Personal Flotation Devices can save your life when paddling
Part Four: Essential safety equipment
This is one in a series of staff writer Graham Jaehnig’s personal experiences as a
In the last installment of the kayaking series, the topic was types of kayaks and suggestions for selecting the right one for the individual paddler. Once you have selected the kayak, It is time to shop for additional items needed to get out on the water: A life jacket or personal flotation device, a paddle, and equally important, straps for securing your new kayak to your vehicle. However, because a PFD is the single most important piece of boating equipment to prevent drowning, this installment is solely devoted to them.
While the terms are too frequently used interchangeably and are confused, it is important to know that there are differences between a life jacket and a PFD. The Van Isle Marina website states that life jackets and PFDs are often confused with each other by both new and experienced boaters alike.
“Since they perform the same function of helping people stay afloat in water, the website states, “many use the names PFD and life jacket interchangeably.” While their website article, “Your Complete Guide to Selecting a Life jacket or PFD,” is very educational, there are regulations and guidelines regarding the two devices that differ between Canada and the U.S.
It is also important to realize that a life jacket or a PFD will not save you if you don’t wear it while paddling. The American Canoe Association reports that 85% of canoe fatalities were not wearing a life jacket, while 48% of kayak fatalities were not wearing a life jacket.
The United States Coast Guard USCG) lists three main types of what it calls buoyancy aids: commercial PFDs, recreational PFDs, and throwable PFDs.
Recreational PFDs are buoyancy aids intended for use on uninspected commercial vessels under 40 ft (12m) not carrying passengers for hire and recreational boats, states the USCG. Buoyancy aids may rely on inherently buoyant material, inflatable chambers, or a combination of the two.
Also referred to Standard PFDs, recreational PFDs are the most common used by recreational kayakers, canoers and stand up paddle boarders, reports the REI Co-op. REI, or Recreational Equipment, Inc., is an American retail and outdoor recreation services corporation. It is organized as a consumers’ co-operative.

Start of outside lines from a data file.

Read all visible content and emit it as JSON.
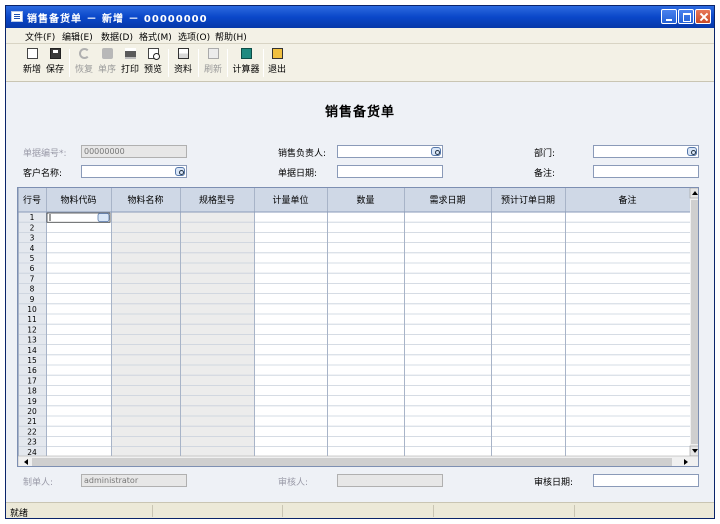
{
  "window": {
    "title": "销售备货单 － 新增 － 00000000"
  },
  "menu": [
    "文件(F)",
    "编辑(E)",
    "数据(D)",
    "格式(M)",
    "选项(O)",
    "帮助(H)"
  ],
  "toolbar": {
    "new": "新增",
    "save": "保存",
    "restore": "恢复",
    "sort": "单序",
    "print": "打印",
    "preview": "预览",
    "data": "资料",
    "refresh": "刷新",
    "calculator": "计算器",
    "exit": "退出"
  },
  "document": {
    "title": "销售备货单"
  },
  "header": {
    "doc_no_label": "单据编号*:",
    "doc_no_value": "00000000",
    "sales_rep_label": "销售负责人:",
    "sales_rep_value": "",
    "dept_label": "部门:",
    "dept_value": "",
    "customer_label": "客户名称:",
    "customer_value": "",
    "doc_date_label": "单据日期:",
    "doc_date_value": "",
    "remark_label": "备注:",
    "remark_value": ""
  },
  "grid": {
    "columns": [
      "行号",
      "物料代码",
      "物料名称",
      "规格型号",
      "计量单位",
      "数量",
      "需求日期",
      "预计订单日期",
      "备注"
    ],
    "rows": [
      "1",
      "2",
      "3",
      "4",
      "5",
      "6",
      "7",
      "8",
      "9",
      "10",
      "11",
      "12",
      "13",
      "14",
      "15",
      "16",
      "17",
      "18",
      "19",
      "20",
      "21",
      "22",
      "23",
      "24"
    ]
  },
  "footer": {
    "maker_label": "制单人:",
    "maker_value": "administrator",
    "auditor_label": "审核人:",
    "auditor_value": "",
    "audit_date_label": "审核日期:",
    "audit_date_value": ""
  },
  "status": {
    "text": "就绪"
  },
  "colors": {
    "titlebar": "#0a47c9",
    "grid_header": "#cfd8e6",
    "readonly_col": "#ececec"
  }
}
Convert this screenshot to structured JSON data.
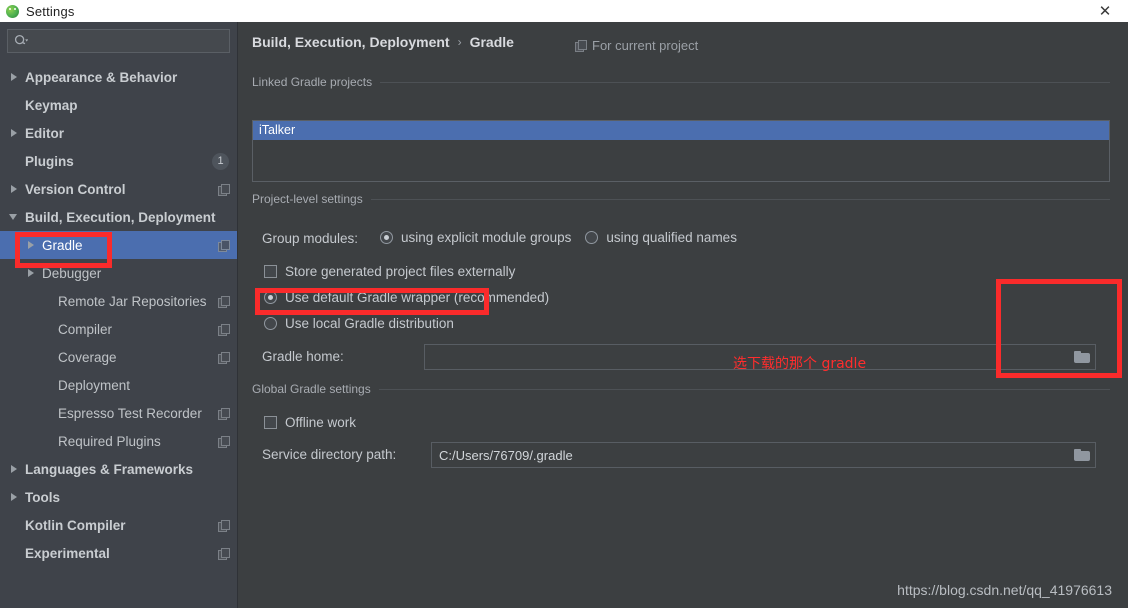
{
  "window": {
    "title": "Settings",
    "app_icon": "android-studio-icon",
    "close_label": "✕"
  },
  "search": {
    "placeholder": "",
    "value": "",
    "icon": "search-icon"
  },
  "sidebar": {
    "items": [
      {
        "label": "Appearance & Behavior",
        "level": 0,
        "arrow": "closed",
        "bold": true,
        "badge": null,
        "copy": false,
        "selected": false
      },
      {
        "label": "Keymap",
        "level": 0,
        "arrow": "none",
        "bold": true,
        "badge": null,
        "copy": false,
        "selected": false
      },
      {
        "label": "Editor",
        "level": 0,
        "arrow": "closed",
        "bold": true,
        "badge": null,
        "copy": false,
        "selected": false
      },
      {
        "label": "Plugins",
        "level": 0,
        "arrow": "none",
        "bold": true,
        "badge": "1",
        "copy": false,
        "selected": false
      },
      {
        "label": "Version Control",
        "level": 0,
        "arrow": "closed",
        "bold": true,
        "badge": null,
        "copy": true,
        "selected": false
      },
      {
        "label": "Build, Execution, Deployment",
        "level": 0,
        "arrow": "open",
        "bold": true,
        "badge": null,
        "copy": false,
        "selected": false
      },
      {
        "label": "Gradle",
        "level": 1,
        "arrow": "closed",
        "bold": false,
        "badge": null,
        "copy": true,
        "selected": true
      },
      {
        "label": "Debugger",
        "level": 1,
        "arrow": "closed",
        "bold": false,
        "badge": null,
        "copy": false,
        "selected": false
      },
      {
        "label": "Remote Jar Repositories",
        "level": 2,
        "arrow": "none",
        "bold": false,
        "badge": null,
        "copy": true,
        "selected": false
      },
      {
        "label": "Compiler",
        "level": 2,
        "arrow": "none",
        "bold": false,
        "badge": null,
        "copy": true,
        "selected": false
      },
      {
        "label": "Coverage",
        "level": 2,
        "arrow": "none",
        "bold": false,
        "badge": null,
        "copy": true,
        "selected": false
      },
      {
        "label": "Deployment",
        "level": 2,
        "arrow": "none",
        "bold": false,
        "badge": null,
        "copy": false,
        "selected": false
      },
      {
        "label": "Espresso Test Recorder",
        "level": 2,
        "arrow": "none",
        "bold": false,
        "badge": null,
        "copy": true,
        "selected": false
      },
      {
        "label": "Required Plugins",
        "level": 2,
        "arrow": "none",
        "bold": false,
        "badge": null,
        "copy": true,
        "selected": false
      },
      {
        "label": "Languages & Frameworks",
        "level": 0,
        "arrow": "closed",
        "bold": true,
        "badge": null,
        "copy": false,
        "selected": false
      },
      {
        "label": "Tools",
        "level": 0,
        "arrow": "closed",
        "bold": true,
        "badge": null,
        "copy": false,
        "selected": false
      },
      {
        "label": "Kotlin Compiler",
        "level": 0,
        "arrow": "none",
        "bold": true,
        "badge": null,
        "copy": true,
        "selected": false
      },
      {
        "label": "Experimental",
        "level": 0,
        "arrow": "none",
        "bold": true,
        "badge": null,
        "copy": true,
        "selected": false
      }
    ]
  },
  "main": {
    "breadcrumb": {
      "parent": "Build, Execution, Deployment",
      "separator": "›",
      "current": "Gradle"
    },
    "scope_note": "For current project",
    "sections": {
      "linked": "Linked Gradle projects",
      "project_level": "Project-level settings",
      "global": "Global Gradle settings"
    },
    "linked_projects": [
      {
        "name": "iTalker",
        "selected": true
      }
    ],
    "group_modules": {
      "label": "Group modules:",
      "options": [
        {
          "label": "using explicit module groups",
          "checked": true
        },
        {
          "label": "using qualified names",
          "checked": false
        }
      ]
    },
    "store_externally": {
      "label": "Store generated project files externally",
      "checked": false
    },
    "distribution": {
      "options": [
        {
          "label": "Use default Gradle wrapper (recommended)",
          "checked": true
        },
        {
          "label": "Use local Gradle distribution",
          "checked": false
        }
      ]
    },
    "gradle_home": {
      "label": "Gradle home:",
      "value": "",
      "placeholder": "",
      "browse_icon": "folder-icon"
    },
    "offline_work": {
      "label": "Offline work",
      "checked": false
    },
    "service_directory": {
      "label": "Service directory path:",
      "value": "C:/Users/76709/.gradle",
      "browse_icon": "folder-icon"
    }
  },
  "annotations": {
    "chinese_note": "选下载的那个 gradle",
    "highlight_color": "#fa2b2b",
    "boxes": [
      {
        "name": "gradle-sidebar-highlight"
      },
      {
        "name": "use-local-gradle-highlight"
      },
      {
        "name": "browse-button-highlight"
      }
    ]
  },
  "watermark": "https://blog.csdn.net/qq_41976613"
}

“The majority of PFDs on the market are standard, non-inflatable ones,” says REI, “however, an inflatable PFD might be right for you depending on your needs.”
Non-inflatable PFD characteristics include:
• Low-maintenance: Other than keeping it clean, dry and out of the sun when not in use, a standard PFD requires very little care.
• Inherently buoyant: Other than putting it on properly, you don’t need to activate a standard PFD in any way for it to provide flotation.
• Versatile: A standard PFD can be used for many different water sports, such as kayaking, canoeing, paddle boarding, waterskiing and fishing.
• Pockets: Most standard PFDs provide pockets for stashing snacks, tools, sunscreen, emergency gear and fishing equipment, something you won’t find on inflatable PFDs.
The American Canoe Association’s (ACA) educational resources site cautions making sure the PFD you buy fits properly.
“Because paddlers wear their life jackets all day, make sure yours has a secure, yet comfortable, fit,” says the ACA. When wearing a life jacket properly you will hardly know you have it on. Although all USCG-approved life jackets meet certain strength and buoyancy standards, they are not all the same. Spend some extra money for a higher quality model. It will have softer foam, a more comfortable fit and improved adjustability.”
REI offers more detail on sizing:
“For adults, your chest size–not your weight–will determine what size PFD you need…(For children, their weight will determine the size.) To get your chest size, measure the circumference of your chest at its broadest point. Use this number along with the PFD manufacturer’s size recommendations to find the right size for you.”
REI offers the following tips to get the proper fit:
• With a standard PFD, loosen all the straps, put the PFD on and zip it up. With an inflatable, put it on over your head (if it’s a vest style) or clip it around your waist (if it’s a waistpack style).
• Start at the waist and tighten all the straps. If it has shoulder straps, tighten them last. It should feel snug but not uncomfortable.
• With a standard PFD, have someone pull up on the PFD shoulders. If it moves up past your nose or head, tighten the straps. If it still moves up, the PFD is too large.
• A properly sized PFD should be snug and fit like a glove, yet allow you to move freely and not chafe while paddling and playing.
Because knowing as much as possible about life jackets and PFDs is so important, the next installment of this series will continue this topic.
To explore the topic of PFDs more thoroughly please visit the following:
• To learn more from the USCG on PFDs, visit their website at https://www.dco.uscg.mil/CG-ENG-4/PFD/
• For more information on PFD labeling, visit the Great Outdoors Stack Exchange website at https://outdoors.stackexchange.com/questions/21916/understanding-the-transition-in-uscg-personal-flotation-device-pfd-labeling
• REI’s URL regarding in-depth details on PFDs for adults and children is https://www.rei.com/learn/expert-advice/personal-flotation-device.html